After the bulbous first generation model, the updated RSV as seen here was introduced in 2004 and used the same basic platform, with the bodywork updated to a much sleeker “stealth-fighter” design. While the earlier bike was undeniably effective, the scaled-up RS250 style was slightly awkward and bulky and, as I’ve mentioned previously, the headlight really does look like Mickey Mouse.

Go Google it, I’ll wait.

2007 Aprilia RSV 1000R R Side

Anyway, the redesign kept the good stuff intact: classic Italian stability and handling, a charismatic, if slightly agricultural engine that put paid to the notion that Italian bikes are fundamentally unreliable and expensive to maintain. While Ducatis of the period were still holding regular and expensive belt and valve-adjustment schedules over their owners’ heads, the Rotax v-twin is famously durable and easy to maintain, making this the Italian sex-machine for riders who can't be bothered with Italian sex-machine diva histrionics.

From the original eBay listing: 2007 Aprilia RSV1000R for Sale

Condition: Aprilia RSV 1000R is in good condition. Normal wear and tear. Lower fairing cracked which is an easy replacement. Has never been dropped or crashed.
Description: year:2007
make:Aprilia
Model:RSV
Engine:V60 Magnesium four stroke longitudinal 60° V twin. Liquid cooling with three way pressurised circuit. Double overhead camshaft with mixed gear/chain timing drive. Four valves per cylinder. Patented AVDC (Anti Vibration Double Countershaft).
Transmission:6-speed
Horsepower @ RPM:143 HP@10.000 RPM
Torque @ RPM:103 Nm @ 8.000 RPM
Displacement:997.62cc L
History: Second Owner
Features: Arrow aftermarket slip-on exhaust

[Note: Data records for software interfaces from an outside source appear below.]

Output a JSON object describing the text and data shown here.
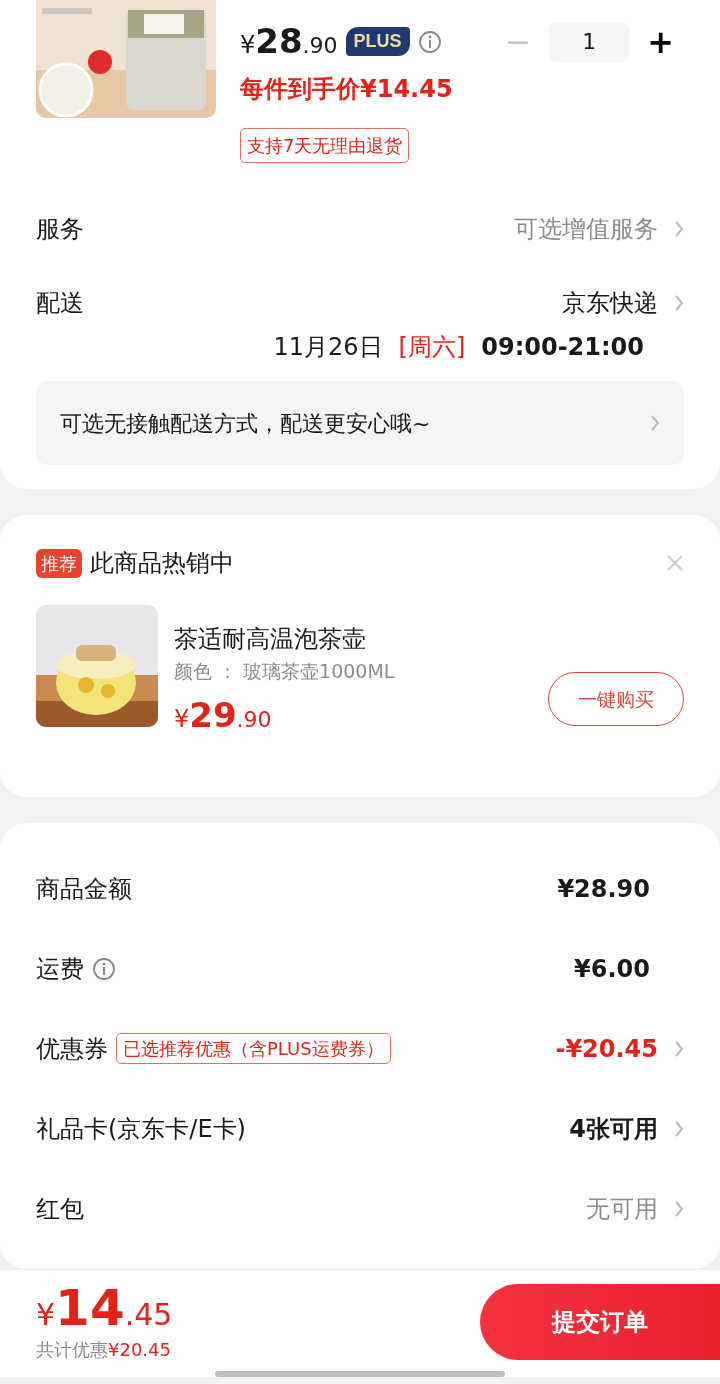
{
  "product": {
    "kind": "picture",
    "price": {
      "symbol": "¥",
      "integer": "28",
      "decimal": ".90"
    },
    "member_badge": "PLUS",
    "quantity": "1",
    "minus": "−",
    "plus": "+",
    "minus_disabled": true,
    "unit_price": "每件到手价¥14.45",
    "return_tag": "支持7天无理由退货"
  },
  "service": {
    "label": "服务",
    "value": "可选增值服务"
  },
  "delivery": {
    "label": "配送",
    "carrier": "京东快递",
    "date": "11月26日",
    "weekday": "[周六]",
    "time": "09:00-21:00",
    "notice": "可选无接触配送方式，配送更安心哦~"
  },
  "recommend": {
    "badge": "推荐",
    "title": "此商品热销中",
    "item": {
      "kind": "picture",
      "name": "茶适耐高温泡茶壶",
      "spec": "颜色 ： 玻璃茶壶1000ML",
      "price": {
        "symbol": "¥",
        "integer": "29",
        "decimal": ".90"
      },
      "button": "一键购买"
    }
  },
  "summary": [
    {
      "label": "商品金额",
      "info": false,
      "value": "¥28.90",
      "discount": false,
      "muted": false,
      "chevron": false
    },
    {
      "label": "运费",
      "info": true,
      "value": "¥6.00",
      "discount": false,
      "muted": false,
      "chevron": false
    },
    {
      "label": "优惠券",
      "info": false,
      "tag": "已选推荐优惠（含PLUS运费券）",
      "value": "-¥20.45",
      "discount": true,
      "muted": false,
      "chevron": true
    },
    {
      "label": "礼品卡(京东卡/E卡)",
      "info": false,
      "value": "4张可用",
      "discount": false,
      "muted": false,
      "chevron": true
    },
    {
      "label": "红包",
      "info": false,
      "value": "无可用",
      "discount": false,
      "muted": true,
      "chevron": true
    }
  ],
  "footer": {
    "total": {
      "symbol": "¥",
      "integer": "14",
      "decimal": ".45"
    },
    "savings_label": "共计优惠",
    "savings_amount": "¥20.45",
    "submit": "提交订单"
  }
}
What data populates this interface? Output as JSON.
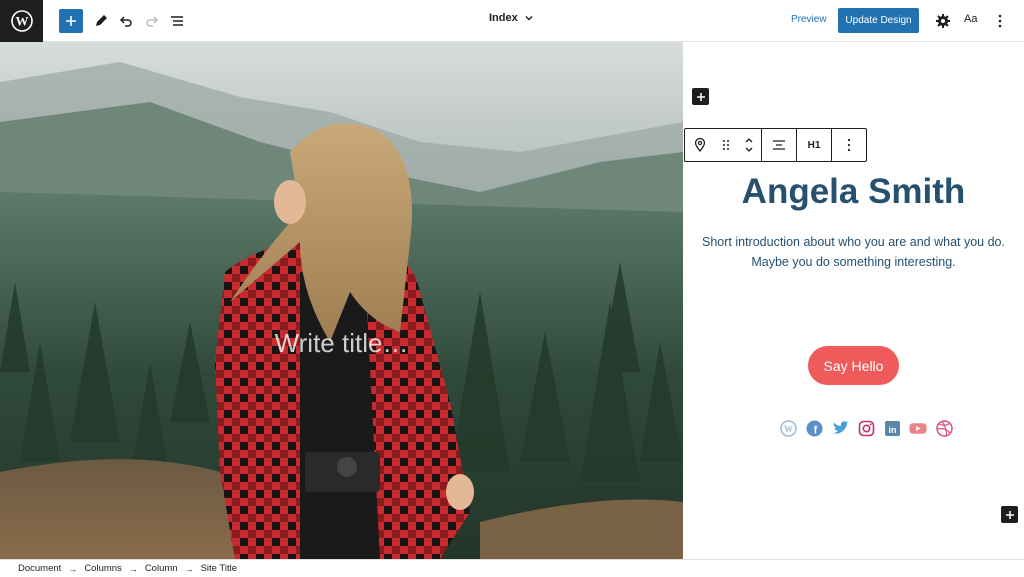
{
  "header": {
    "logo_icon": "wordpress-logo-icon",
    "inserter_icon": "plus-icon",
    "tools_icon": "pencil-icon",
    "undo_icon": "undo-icon",
    "redo_icon": "redo-icon",
    "list_view_icon": "list-view-icon",
    "title": "Index",
    "preview_label": "Preview",
    "update_label": "Update Design",
    "settings_icon": "gear-icon",
    "styles_label": "Aa",
    "options_icon": "more-vertical-icon",
    "accent": "#2271b1"
  },
  "canvas": {
    "cover_title_placeholder": "Write title…",
    "block_toolbar": {
      "heading_level": "H1"
    },
    "profile": {
      "name": "Angela Smith",
      "intro_line1": "Short introduction about who you are and what you do.",
      "intro_line2": "Maybe you do something interesting.",
      "button_label": "Say Hello",
      "text_color": "#25506e",
      "button_color": "#ef5a5a"
    },
    "social_icons": [
      "wordpress-icon",
      "facebook-icon",
      "twitter-icon",
      "instagram-icon",
      "linkedin-icon",
      "youtube-icon",
      "dribbble-icon"
    ]
  },
  "footer": {
    "breadcrumbs": [
      "Document",
      "Columns",
      "Column",
      "Site Title"
    ]
  }
}
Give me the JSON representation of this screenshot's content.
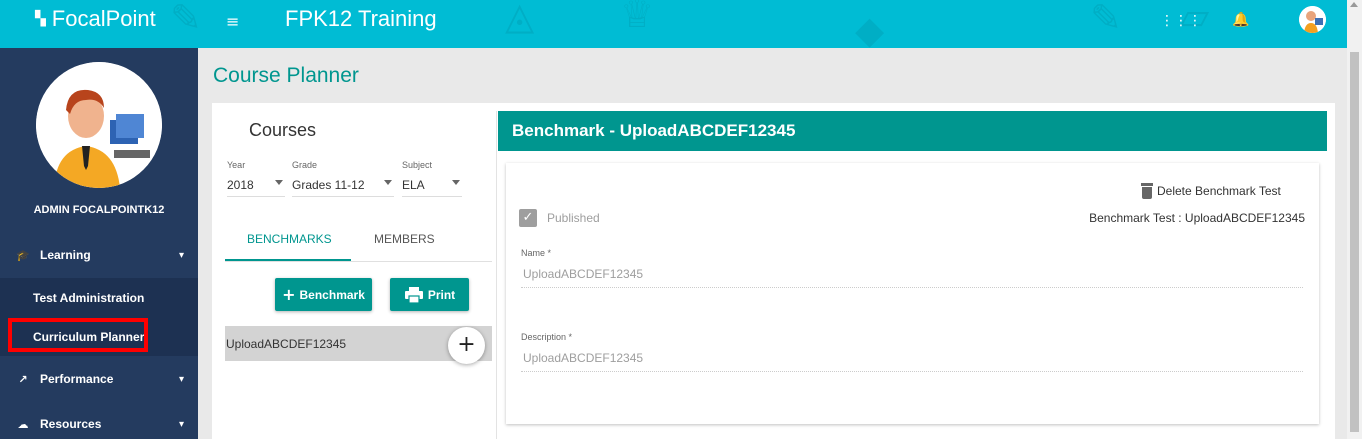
{
  "header": {
    "logo_text": "FocalPoint",
    "app_title": "FPK12 Training"
  },
  "sidebar": {
    "user_name": "ADMIN FOCALPOINTK12",
    "items": [
      {
        "label": "Learning",
        "icon": "graduation-cap-icon"
      },
      {
        "label": "Performance",
        "icon": "trending-up-icon"
      },
      {
        "label": "Resources",
        "icon": "cloud-download-icon"
      }
    ],
    "sub_items": [
      {
        "label": "Test Administration"
      },
      {
        "label": "Curriculum Planner"
      }
    ]
  },
  "page": {
    "title": "Course Planner"
  },
  "courses": {
    "title": "Courses",
    "filters": [
      {
        "label": "Year",
        "value": "2018"
      },
      {
        "label": "Grade",
        "value": "Grades 11-12"
      },
      {
        "label": "Subject",
        "value": "ELA"
      }
    ],
    "tabs": [
      {
        "label": "BENCHMARKS"
      },
      {
        "label": "MEMBERS"
      }
    ],
    "active_tab": "BENCHMARKS",
    "add_button_label": "Benchmark",
    "print_button_label": "Print",
    "list": [
      {
        "label": "UploadABCDEF12345"
      }
    ]
  },
  "benchmark": {
    "header_title": "Benchmark - UploadABCDEF12345",
    "delete_label": "Delete Benchmark Test",
    "published_label": "Published",
    "published_checked": true,
    "info_text": "Benchmark Test : UploadABCDEF12345",
    "name_label": "Name *",
    "name_value": "UploadABCDEF12345",
    "description_label": "Description *",
    "description_value": "UploadABCDEF12345"
  },
  "colors": {
    "header_bg": "#00bcd4",
    "sidebar_bg": "#243b5f",
    "accent": "#00968f",
    "highlight": "#ff0000"
  }
}
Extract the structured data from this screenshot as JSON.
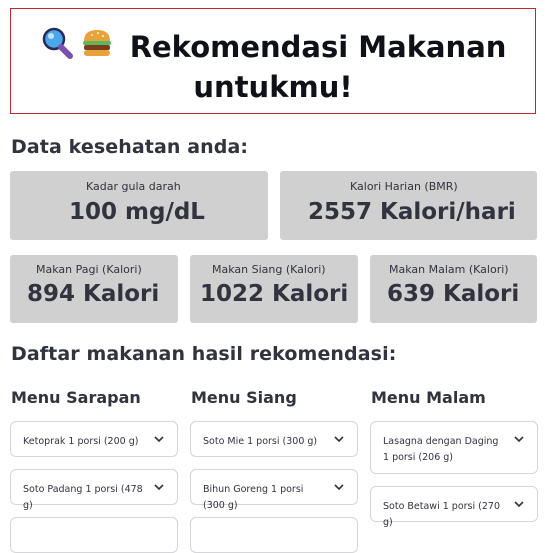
{
  "banner": {
    "title": "Rekomendasi Makanan untukmu!",
    "icons": [
      "magnifying-glass-icon",
      "burger-icon"
    ]
  },
  "health_heading": "Data kesehatan anda:",
  "metrics": {
    "blood_sugar": {
      "label": "Kadar gula darah",
      "value": "100 mg/dL"
    },
    "bmr": {
      "label": "Kalori Harian (BMR)",
      "value": "2557 Kalori/hari"
    },
    "breakfast": {
      "label": "Makan Pagi (Kalori)",
      "value": "894 Kalori"
    },
    "lunch": {
      "label": "Makan Siang (Kalori)",
      "value": "1022 Kalori"
    },
    "dinner": {
      "label": "Makan Malam (Kalori)",
      "value": "639 Kalori"
    }
  },
  "list_heading": "Daftar makanan hasil rekomendasi:",
  "menus": {
    "breakfast": {
      "title": "Menu Sarapan",
      "items": [
        "Ketoprak 1 porsi (200 g)",
        "Soto Padang 1 porsi (478 g)"
      ]
    },
    "lunch": {
      "title": "Menu Siang",
      "items": [
        "Soto Mie 1 porsi (300 g)",
        "Bihun Goreng 1 porsi (300 g)"
      ]
    },
    "dinner": {
      "title": "Menu Malam",
      "items": [
        "Lasagna dengan Daging 1 porsi (206 g)",
        "Soto Betawi 1 porsi (270 g)"
      ]
    }
  },
  "colors": {
    "banner_border": "#c0282e",
    "metric_bg": "#d0d0d0",
    "text": "#31333f"
  }
}
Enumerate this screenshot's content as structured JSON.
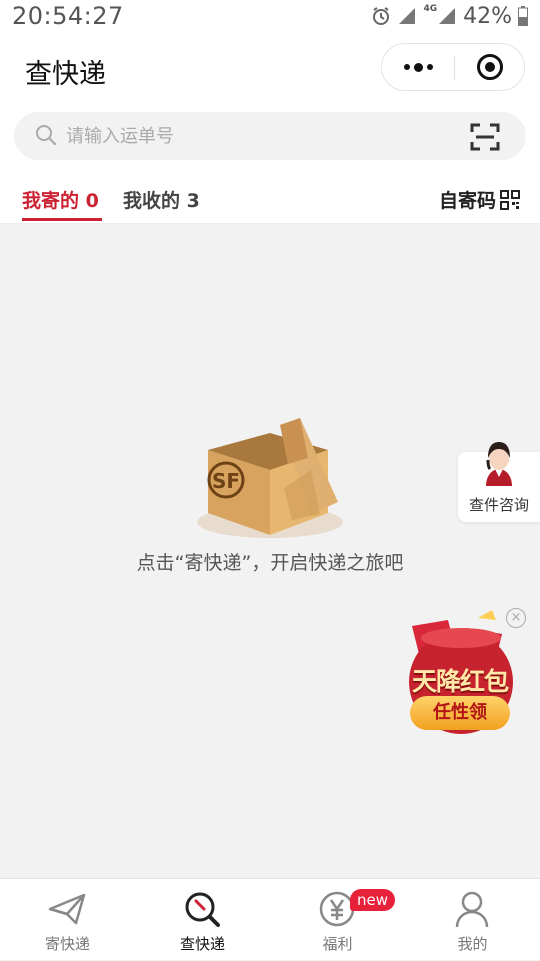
{
  "status_bar": {
    "time": "20:54:27",
    "battery": "42%",
    "network": "4G"
  },
  "navbar": {
    "title": "查快递"
  },
  "search": {
    "placeholder": "请输入运单号",
    "value": ""
  },
  "tabs": [
    {
      "label": "我寄的 0",
      "active": true
    },
    {
      "label": "我收的 3",
      "active": false
    }
  ],
  "self_code": {
    "label": "自寄码"
  },
  "empty_state": {
    "text": "点击“寄快递”，开启快递之旅吧",
    "box_logo": "SF"
  },
  "consult": {
    "label": "查件咨询"
  },
  "red_packet": {
    "title": "天降红包",
    "subtitle": "任性领"
  },
  "tab_bar": {
    "items": [
      {
        "label": "寄快递",
        "icon": "paper-plane-icon",
        "active": false
      },
      {
        "label": "查快递",
        "icon": "search-package-icon",
        "active": true
      },
      {
        "label": "福利",
        "icon": "yen-coin-icon",
        "active": false,
        "badge": "new"
      },
      {
        "label": "我的",
        "icon": "person-icon",
        "active": false
      }
    ]
  },
  "colors": {
    "accent": "#cc2233",
    "background": "#f2f2f2",
    "badge": "#e8213a"
  }
}
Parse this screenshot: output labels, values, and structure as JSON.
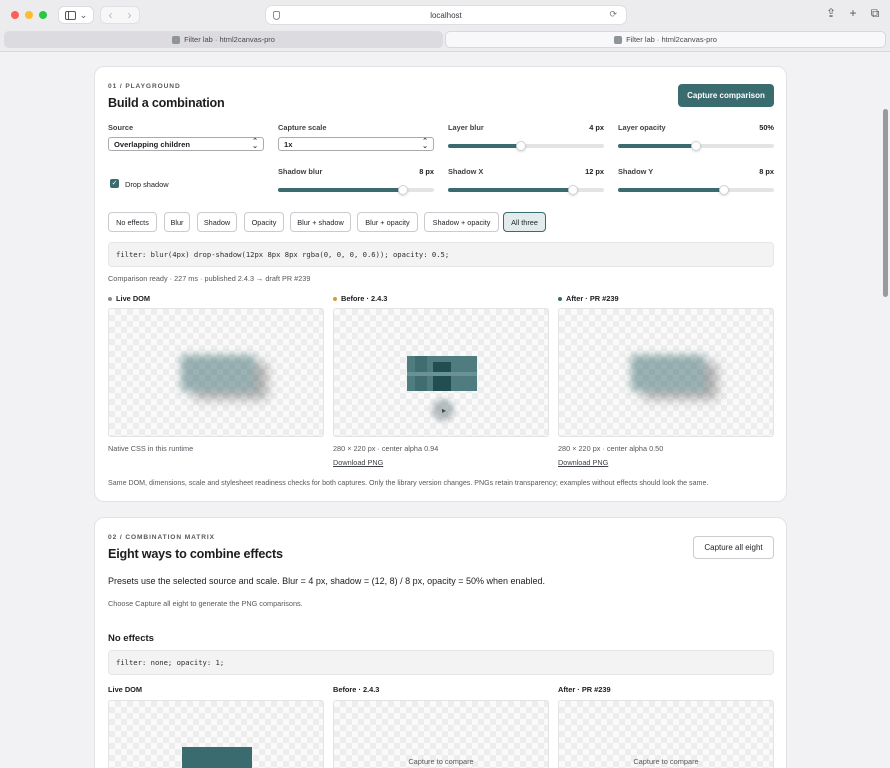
{
  "browser": {
    "url": "localhost",
    "tabs": [
      {
        "label": "Filter lab · html2canvas-pro"
      },
      {
        "label": "Filter lab · html2canvas-pro"
      }
    ]
  },
  "playground": {
    "eyebrow": "01 / PLAYGROUND",
    "title": "Build a combination",
    "capture_button": "Capture comparison",
    "source": {
      "label": "Source",
      "value": "Overlapping children"
    },
    "capture_scale": {
      "label": "Capture scale",
      "value": "1x"
    },
    "layer_blur": {
      "label": "Layer blur",
      "value": "4 px",
      "fraction": 0.47
    },
    "layer_opacity": {
      "label": "Layer opacity",
      "value": "50%",
      "fraction": 0.5
    },
    "shadow_blur": {
      "label": "Shadow blur",
      "value": "8 px",
      "fraction": 0.8
    },
    "shadow_x": {
      "label": "Shadow X",
      "value": "12 px",
      "fraction": 0.8
    },
    "shadow_y": {
      "label": "Shadow Y",
      "value": "8 px",
      "fraction": 0.68
    },
    "drop_shadow": {
      "label": "Drop shadow",
      "checked": true
    },
    "presets": [
      "No effects",
      "Blur",
      "Shadow",
      "Opacity",
      "Blur + shadow",
      "Blur + opacity",
      "Shadow + opacity",
      "All three"
    ],
    "active_preset": "All three",
    "css": "filter: blur(4px) drop-shadow(12px 8px 8px rgba(0, 0, 0, 0.6)); opacity: 0.5;",
    "status": "Comparison ready · 227 ms · published 2.4.3 → draft PR #239",
    "columns": [
      {
        "title": "Live DOM",
        "dot": "#8a8d91",
        "caption": "Native CSS in this runtime",
        "link": ""
      },
      {
        "title": "Before · 2.4.3",
        "dot": "#d99a3a",
        "caption": "280 × 220 px · center alpha 0.94",
        "link": "Download PNG"
      },
      {
        "title": "After · PR #239",
        "dot": "#3a6b6f",
        "caption": "280 × 220 px · center alpha 0.50",
        "link": "Download PNG"
      }
    ],
    "footnote": "Same DOM, dimensions, scale and stylesheet readiness checks for both captures. Only the library version changes. PNGs retain transparency; examples without effects should look the same."
  },
  "matrix": {
    "eyebrow": "02 / COMBINATION MATRIX",
    "title": "Eight ways to combine effects",
    "capture_all_button": "Capture all eight",
    "description": "Presets use the selected source and scale. Blur = 4 px, shadow = (12, 8) / 8 px, opacity = 50% when enabled.",
    "hint": "Choose Capture all eight to generate the PNG comparisons.",
    "section_title": "No effects",
    "css": "filter: none; opacity: 1;",
    "columns": [
      {
        "title": "Live DOM",
        "note": ""
      },
      {
        "title": "Before · 2.4.3",
        "note": "Capture to compare"
      },
      {
        "title": "After · PR #239",
        "note": "Capture to compare"
      }
    ]
  },
  "colors": {
    "accent": "#3a6b6f",
    "before_dot": "#d99a3a"
  }
}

I realize that the seller is just copying specs in the listing, but the pedant in me always gets annoyed when I see “longitudinal” used to describe this engine and “transverse” to describe a Moto Guzzi v-twin. Engineers should feel free to chime in here and correct me, but that term describes crankshaft orientation, not head orientation: Chevy Corvette? Longitudinal. Honda Civic? Transverse. BMW flat twin? Longitudinal. Honda CBR1000? Transverse.

2007 Aprilia RSV 1000R Front Stand

Anyway, this example is basically stock, apart from the slip-ons and is in good cosmetic shape, apart from the cracked lower fairing. With a $5,500 Buy It Now price, v-twin RSVs represent a pretty great sportbike buy at the moment. Certainly, there are 996s to be found for less than that, but those really aren’t all that rare and buyers certainly need to be prepared for higher maintenance costs.

-tad

2007 Aprilia RSV 1000R L Side

Edgy Styling: 2007 Aprilia RSV 1000R